### WHAT THE TASK REQUIRES
Scan the data for "さんごよみ" and copy each matching line.

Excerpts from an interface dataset
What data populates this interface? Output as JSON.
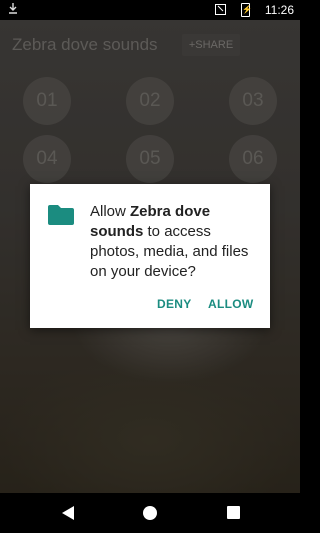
{
  "status_bar": {
    "time": "11:26",
    "battery_glyph": "⚡"
  },
  "app": {
    "title": "Zebra dove sounds",
    "share_label": "+SHARE",
    "sound_buttons": [
      "01",
      "02",
      "03",
      "04",
      "05",
      "06"
    ]
  },
  "dialog": {
    "msg_prefix": "Allow ",
    "app_name": "Zebra dove sounds",
    "msg_suffix": " to access photos, media, and files on your device?",
    "deny_label": "DENY",
    "allow_label": "ALLOW",
    "accent_color": "#1b8c80"
  },
  "nav": {
    "icons": [
      "back-icon",
      "home-icon",
      "recents-icon"
    ]
  }
}
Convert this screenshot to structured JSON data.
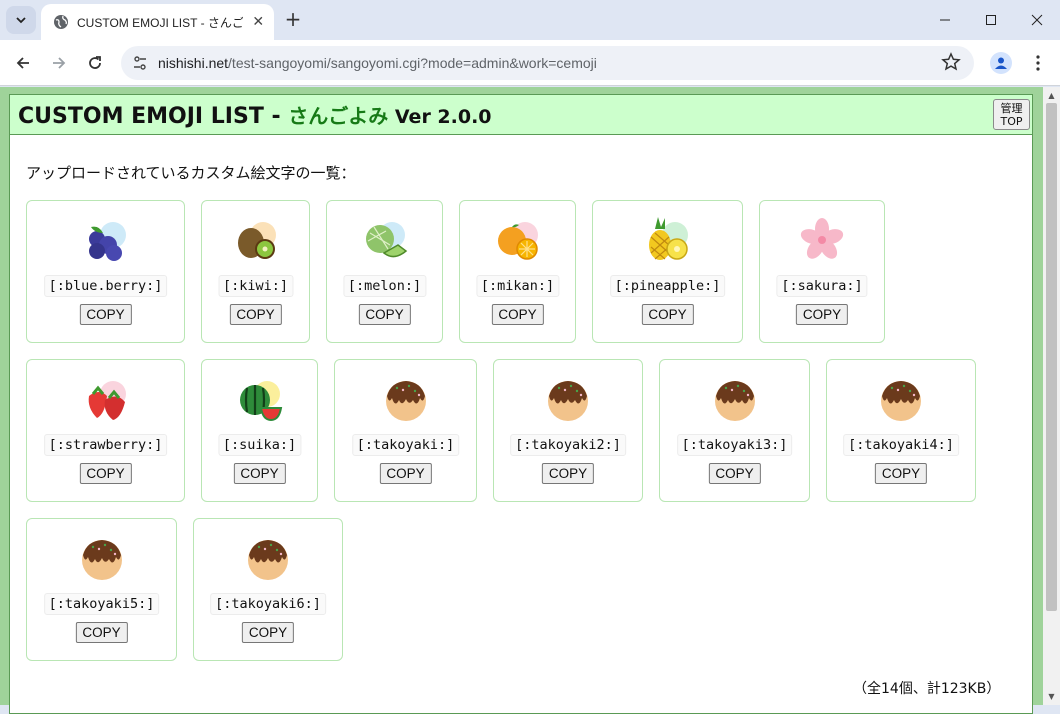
{
  "browser": {
    "tab_title": "CUSTOM EMOJI LIST - さんごよみ",
    "url_host": "nishishi.net",
    "url_path": "/test-sangoyomi/sangoyomi.cgi?mode=admin&work=cemoji"
  },
  "header": {
    "title": "CUSTOM EMOJI LIST - ",
    "app_name": "さんごよみ",
    "version": " Ver 2.0.0",
    "admin_line1": "管理",
    "admin_line2": "TOP"
  },
  "intro": "アップロードされているカスタム絵文字の一覧：",
  "copy_label": "COPY",
  "emojis": [
    {
      "code": "[:blue.berry:]",
      "icon": "blueberry-icon"
    },
    {
      "code": "[:kiwi:]",
      "icon": "kiwi-icon"
    },
    {
      "code": "[:melon:]",
      "icon": "melon-icon"
    },
    {
      "code": "[:mikan:]",
      "icon": "mikan-icon"
    },
    {
      "code": "[:pineapple:]",
      "icon": "pineapple-icon"
    },
    {
      "code": "[:sakura:]",
      "icon": "sakura-icon"
    },
    {
      "code": "[:strawberry:]",
      "icon": "strawberry-icon"
    },
    {
      "code": "[:suika:]",
      "icon": "suika-icon"
    },
    {
      "code": "[:takoyaki:]",
      "icon": "takoyaki-icon"
    },
    {
      "code": "[:takoyaki2:]",
      "icon": "takoyaki-icon"
    },
    {
      "code": "[:takoyaki3:]",
      "icon": "takoyaki-icon"
    },
    {
      "code": "[:takoyaki4:]",
      "icon": "takoyaki-icon"
    },
    {
      "code": "[:takoyaki5:]",
      "icon": "takoyaki-icon"
    },
    {
      "code": "[:takoyaki6:]",
      "icon": "takoyaki-icon"
    }
  ],
  "footer": "（全14個、計123KB）",
  "colors": {
    "header_bg": "#ccffcc",
    "app_name": "#167a16",
    "frame_border": "#5a9a55"
  }
}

### SOLVED EXERCISE
    "tab_title": "CUSTOM EMOJI LIST - さんごよみ",
    "app_name": "さんごよみ",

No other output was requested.